Because of their greater load capacity and the materials and features that they utilize, contactors are usually more expensive than relays. Their cost can vary depending on the type and size of the device as well as the load capacity that it is rated for. Contactors may be rated for up to 1000V, while relays typically are only rated for 250V. This difference in load capacity is a major factor in the decision to use one or the other for an application. Other factors that influence cost include the amount of energy that can be handled, and how the contacts will be actuated.
A contactor relay has a coil, an electromagnet, a movable contact (armature), and switching points. When a current flows through the coil, it creates a magnetic field that attracts the armature and closes the switching points. When the supply of electric power is cut, the armature returns to its original position under the force of a control spring, breaking the connection between the circuits. This is a safety feature that prevents the contacts from being energized after they have been de-energized. Contactors also have safety features like arc suppression, which uses magnetic technology to extend the path an arc would have to travel and prevent it from occurring. Relays don’t typically have arc suppression, since they are designed for lower loads.

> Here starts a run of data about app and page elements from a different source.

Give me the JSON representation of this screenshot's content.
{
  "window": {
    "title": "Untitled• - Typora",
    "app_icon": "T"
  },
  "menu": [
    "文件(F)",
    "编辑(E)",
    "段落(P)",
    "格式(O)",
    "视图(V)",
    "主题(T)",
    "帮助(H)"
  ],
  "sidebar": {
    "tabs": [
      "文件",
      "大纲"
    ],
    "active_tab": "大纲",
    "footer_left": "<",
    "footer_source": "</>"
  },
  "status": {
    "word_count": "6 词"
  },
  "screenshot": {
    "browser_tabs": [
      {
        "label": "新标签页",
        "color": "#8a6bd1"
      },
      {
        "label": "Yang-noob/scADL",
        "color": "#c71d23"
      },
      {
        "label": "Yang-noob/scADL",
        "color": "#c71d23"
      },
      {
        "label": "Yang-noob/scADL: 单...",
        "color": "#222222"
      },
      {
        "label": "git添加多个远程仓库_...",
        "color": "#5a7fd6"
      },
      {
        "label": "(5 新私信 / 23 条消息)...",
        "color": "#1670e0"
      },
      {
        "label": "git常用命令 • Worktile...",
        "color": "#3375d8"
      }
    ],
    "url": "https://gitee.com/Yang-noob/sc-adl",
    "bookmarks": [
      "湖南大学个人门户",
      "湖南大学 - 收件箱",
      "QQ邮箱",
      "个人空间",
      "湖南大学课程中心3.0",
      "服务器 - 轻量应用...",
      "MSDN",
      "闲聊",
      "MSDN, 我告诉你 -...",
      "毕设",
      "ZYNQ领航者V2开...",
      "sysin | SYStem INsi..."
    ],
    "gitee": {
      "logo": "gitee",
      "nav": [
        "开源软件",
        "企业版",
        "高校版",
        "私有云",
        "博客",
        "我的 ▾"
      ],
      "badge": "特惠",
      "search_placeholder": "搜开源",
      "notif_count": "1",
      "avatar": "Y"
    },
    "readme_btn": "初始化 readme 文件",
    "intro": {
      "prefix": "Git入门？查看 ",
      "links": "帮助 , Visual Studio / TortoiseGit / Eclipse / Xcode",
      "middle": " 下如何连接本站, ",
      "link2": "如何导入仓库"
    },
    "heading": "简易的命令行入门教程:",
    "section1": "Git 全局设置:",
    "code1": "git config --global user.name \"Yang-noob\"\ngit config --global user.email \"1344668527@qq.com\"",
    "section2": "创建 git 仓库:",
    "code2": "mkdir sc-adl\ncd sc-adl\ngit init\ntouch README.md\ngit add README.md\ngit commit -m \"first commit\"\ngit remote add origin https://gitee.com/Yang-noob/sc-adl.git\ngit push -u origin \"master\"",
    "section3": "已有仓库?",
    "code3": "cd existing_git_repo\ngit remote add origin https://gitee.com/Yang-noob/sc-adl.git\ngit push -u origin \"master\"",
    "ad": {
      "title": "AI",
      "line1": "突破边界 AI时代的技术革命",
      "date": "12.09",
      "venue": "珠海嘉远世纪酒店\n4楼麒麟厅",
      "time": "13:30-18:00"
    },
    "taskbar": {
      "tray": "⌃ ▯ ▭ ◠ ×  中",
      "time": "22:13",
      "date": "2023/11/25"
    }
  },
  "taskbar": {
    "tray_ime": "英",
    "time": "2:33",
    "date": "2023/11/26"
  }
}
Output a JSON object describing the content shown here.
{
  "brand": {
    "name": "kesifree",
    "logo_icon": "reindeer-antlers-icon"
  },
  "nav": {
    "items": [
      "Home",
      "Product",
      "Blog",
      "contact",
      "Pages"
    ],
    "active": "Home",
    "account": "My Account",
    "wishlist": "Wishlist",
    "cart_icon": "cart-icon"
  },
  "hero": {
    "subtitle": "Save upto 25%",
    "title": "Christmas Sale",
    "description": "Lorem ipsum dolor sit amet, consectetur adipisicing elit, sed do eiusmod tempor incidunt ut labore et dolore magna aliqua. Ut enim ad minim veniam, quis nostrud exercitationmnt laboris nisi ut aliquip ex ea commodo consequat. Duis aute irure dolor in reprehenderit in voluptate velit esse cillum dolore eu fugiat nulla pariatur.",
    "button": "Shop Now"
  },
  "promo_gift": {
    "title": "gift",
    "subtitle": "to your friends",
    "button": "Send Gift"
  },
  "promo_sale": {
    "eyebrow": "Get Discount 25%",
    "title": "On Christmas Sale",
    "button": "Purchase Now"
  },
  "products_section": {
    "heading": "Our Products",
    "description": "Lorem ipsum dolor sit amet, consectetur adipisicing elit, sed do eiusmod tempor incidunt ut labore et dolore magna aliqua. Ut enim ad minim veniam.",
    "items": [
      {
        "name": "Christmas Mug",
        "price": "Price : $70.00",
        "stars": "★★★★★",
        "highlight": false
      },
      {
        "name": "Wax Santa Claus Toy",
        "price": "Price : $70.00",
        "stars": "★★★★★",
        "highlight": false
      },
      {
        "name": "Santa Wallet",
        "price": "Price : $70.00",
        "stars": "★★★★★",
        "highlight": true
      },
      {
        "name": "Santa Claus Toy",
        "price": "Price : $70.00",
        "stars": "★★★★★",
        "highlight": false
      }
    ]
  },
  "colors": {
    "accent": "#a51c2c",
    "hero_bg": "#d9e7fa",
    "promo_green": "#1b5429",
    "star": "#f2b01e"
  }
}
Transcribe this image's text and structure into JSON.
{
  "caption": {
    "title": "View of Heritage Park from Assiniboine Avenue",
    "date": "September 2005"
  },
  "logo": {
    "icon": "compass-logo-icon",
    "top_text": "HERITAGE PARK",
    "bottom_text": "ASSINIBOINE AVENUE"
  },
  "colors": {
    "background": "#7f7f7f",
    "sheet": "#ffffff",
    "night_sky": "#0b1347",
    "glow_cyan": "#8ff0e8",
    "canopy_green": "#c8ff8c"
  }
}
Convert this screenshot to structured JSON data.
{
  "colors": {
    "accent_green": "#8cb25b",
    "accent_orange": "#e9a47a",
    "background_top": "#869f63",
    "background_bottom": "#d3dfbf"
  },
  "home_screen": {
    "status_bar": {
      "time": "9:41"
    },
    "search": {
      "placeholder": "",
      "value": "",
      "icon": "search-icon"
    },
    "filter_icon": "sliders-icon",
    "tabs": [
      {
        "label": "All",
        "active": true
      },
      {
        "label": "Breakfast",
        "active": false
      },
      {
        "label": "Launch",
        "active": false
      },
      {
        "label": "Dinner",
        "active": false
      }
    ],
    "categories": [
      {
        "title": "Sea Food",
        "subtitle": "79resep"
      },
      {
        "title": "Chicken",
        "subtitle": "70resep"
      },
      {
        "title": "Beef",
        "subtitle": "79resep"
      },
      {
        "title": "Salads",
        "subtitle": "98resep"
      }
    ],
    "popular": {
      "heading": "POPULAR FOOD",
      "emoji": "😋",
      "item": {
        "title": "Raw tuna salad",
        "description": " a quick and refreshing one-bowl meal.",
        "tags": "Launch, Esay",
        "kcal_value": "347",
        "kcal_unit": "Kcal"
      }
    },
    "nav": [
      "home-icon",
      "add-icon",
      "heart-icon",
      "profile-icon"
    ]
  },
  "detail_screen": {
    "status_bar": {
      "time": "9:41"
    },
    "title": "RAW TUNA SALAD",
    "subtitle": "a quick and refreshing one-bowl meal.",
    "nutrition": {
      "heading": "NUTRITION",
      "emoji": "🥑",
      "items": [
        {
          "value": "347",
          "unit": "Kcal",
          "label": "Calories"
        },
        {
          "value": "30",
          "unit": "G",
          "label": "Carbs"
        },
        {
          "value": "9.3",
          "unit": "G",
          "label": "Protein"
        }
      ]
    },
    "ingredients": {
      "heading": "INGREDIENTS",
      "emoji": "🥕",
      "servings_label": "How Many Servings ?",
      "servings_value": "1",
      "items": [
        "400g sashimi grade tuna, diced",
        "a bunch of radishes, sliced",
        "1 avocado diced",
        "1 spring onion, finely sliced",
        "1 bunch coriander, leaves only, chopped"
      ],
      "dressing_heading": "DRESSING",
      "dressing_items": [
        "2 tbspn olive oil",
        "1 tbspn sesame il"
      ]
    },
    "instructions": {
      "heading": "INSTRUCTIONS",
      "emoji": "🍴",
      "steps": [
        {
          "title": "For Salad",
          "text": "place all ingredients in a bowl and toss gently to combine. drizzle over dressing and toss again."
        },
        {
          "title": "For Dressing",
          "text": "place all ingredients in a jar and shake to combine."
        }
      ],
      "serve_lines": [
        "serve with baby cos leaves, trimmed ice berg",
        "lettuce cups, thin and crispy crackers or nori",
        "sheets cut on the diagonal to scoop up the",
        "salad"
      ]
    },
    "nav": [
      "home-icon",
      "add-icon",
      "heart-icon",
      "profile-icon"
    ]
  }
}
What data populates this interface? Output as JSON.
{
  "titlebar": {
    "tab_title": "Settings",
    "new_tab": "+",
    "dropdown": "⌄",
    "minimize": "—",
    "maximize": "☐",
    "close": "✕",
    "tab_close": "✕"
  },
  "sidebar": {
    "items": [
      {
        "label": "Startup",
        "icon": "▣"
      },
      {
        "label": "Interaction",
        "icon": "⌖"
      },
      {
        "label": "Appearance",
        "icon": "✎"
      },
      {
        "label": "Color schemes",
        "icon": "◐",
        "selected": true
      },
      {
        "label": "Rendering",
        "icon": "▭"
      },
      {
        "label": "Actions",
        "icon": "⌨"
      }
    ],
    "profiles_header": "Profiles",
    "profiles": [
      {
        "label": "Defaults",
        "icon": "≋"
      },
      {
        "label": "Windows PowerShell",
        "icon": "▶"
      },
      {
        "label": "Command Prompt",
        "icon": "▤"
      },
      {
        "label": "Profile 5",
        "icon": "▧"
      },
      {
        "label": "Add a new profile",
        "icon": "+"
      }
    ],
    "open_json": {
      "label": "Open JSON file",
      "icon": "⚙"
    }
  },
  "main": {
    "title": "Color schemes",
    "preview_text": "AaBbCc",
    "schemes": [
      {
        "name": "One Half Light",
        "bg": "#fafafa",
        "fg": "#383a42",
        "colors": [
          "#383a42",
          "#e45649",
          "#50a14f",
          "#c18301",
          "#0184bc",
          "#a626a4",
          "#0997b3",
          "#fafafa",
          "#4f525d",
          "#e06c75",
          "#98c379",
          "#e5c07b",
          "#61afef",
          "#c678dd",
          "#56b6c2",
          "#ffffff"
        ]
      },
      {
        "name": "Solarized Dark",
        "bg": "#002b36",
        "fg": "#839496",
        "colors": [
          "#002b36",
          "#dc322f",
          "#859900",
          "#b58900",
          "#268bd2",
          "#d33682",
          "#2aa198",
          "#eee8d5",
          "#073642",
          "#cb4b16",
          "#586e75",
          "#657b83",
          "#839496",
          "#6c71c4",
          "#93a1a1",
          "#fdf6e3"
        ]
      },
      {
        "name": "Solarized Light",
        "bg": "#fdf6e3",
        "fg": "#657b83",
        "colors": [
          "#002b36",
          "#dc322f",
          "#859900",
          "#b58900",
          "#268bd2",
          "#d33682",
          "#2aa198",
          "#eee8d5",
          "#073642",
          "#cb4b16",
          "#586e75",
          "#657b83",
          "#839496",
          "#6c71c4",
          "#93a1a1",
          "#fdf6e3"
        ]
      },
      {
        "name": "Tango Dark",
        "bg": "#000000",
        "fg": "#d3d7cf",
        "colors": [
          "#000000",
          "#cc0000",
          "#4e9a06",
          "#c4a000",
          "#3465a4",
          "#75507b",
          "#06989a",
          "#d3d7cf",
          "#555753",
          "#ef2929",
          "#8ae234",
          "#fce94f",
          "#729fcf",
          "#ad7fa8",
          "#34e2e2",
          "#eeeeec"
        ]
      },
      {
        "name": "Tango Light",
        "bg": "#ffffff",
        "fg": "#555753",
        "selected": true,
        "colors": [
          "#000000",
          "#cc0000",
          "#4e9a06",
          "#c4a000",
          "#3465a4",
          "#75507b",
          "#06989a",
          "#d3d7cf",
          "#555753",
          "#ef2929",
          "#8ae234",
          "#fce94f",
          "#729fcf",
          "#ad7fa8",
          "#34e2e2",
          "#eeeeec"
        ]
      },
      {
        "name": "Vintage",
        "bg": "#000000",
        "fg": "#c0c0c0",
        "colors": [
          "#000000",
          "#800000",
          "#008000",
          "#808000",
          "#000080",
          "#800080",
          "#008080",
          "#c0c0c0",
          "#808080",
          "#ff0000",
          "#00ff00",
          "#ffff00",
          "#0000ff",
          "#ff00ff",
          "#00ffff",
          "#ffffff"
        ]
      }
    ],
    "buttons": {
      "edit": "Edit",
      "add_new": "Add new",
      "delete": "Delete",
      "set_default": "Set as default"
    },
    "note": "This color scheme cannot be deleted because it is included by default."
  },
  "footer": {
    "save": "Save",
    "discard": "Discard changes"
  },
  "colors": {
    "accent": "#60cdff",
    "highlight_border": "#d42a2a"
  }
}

In the event of a malfunction, the contactor relay will shut off the power source and prevent it from restarting until the problem has been resolved. If the input circuit is energized before the output circuit, an overload may occur that will damage the device or the connected equipment. To avoid this, use a relay with positively guided contacts that will ensure the power is only activated once the relay’s conditions have been met.
During operation, storage, and transport, it is important to keep the Relay in an environment with stable temperature, humidity, and pressure to avoid oxidation or sulphurization films on the contact surfaces. These will result in poor contact stability, obstruction, and terminal soldering characteristics.
A contactor relay is a more specialized form of a control relay that is designed to handle higher electrical power loads. They are used to switch higher power electric devices like motors, lights and heaters on and off. You will find them in commercial buildings, industrial equipment and vehicles.
The operating principle is similar to that of a circuit breaker. The electromagnetic coil is excited by current and this causes the armature to move the contacts open and close. When current is removed, the coil de-energizes and the contacts return to their original state. Contactors can be rated for either normally closed (NC) or normally open (NO) applications and their current breaking capacity varies from a few amperes to several kilo volts.
Like any other electrical device, regular maintenance can extend the lifespan of a contactor relay. This includes visual inspections, cleaning and testing. It is also important to follow the manufacturer’s guidelines for operation and maintenance of these devices.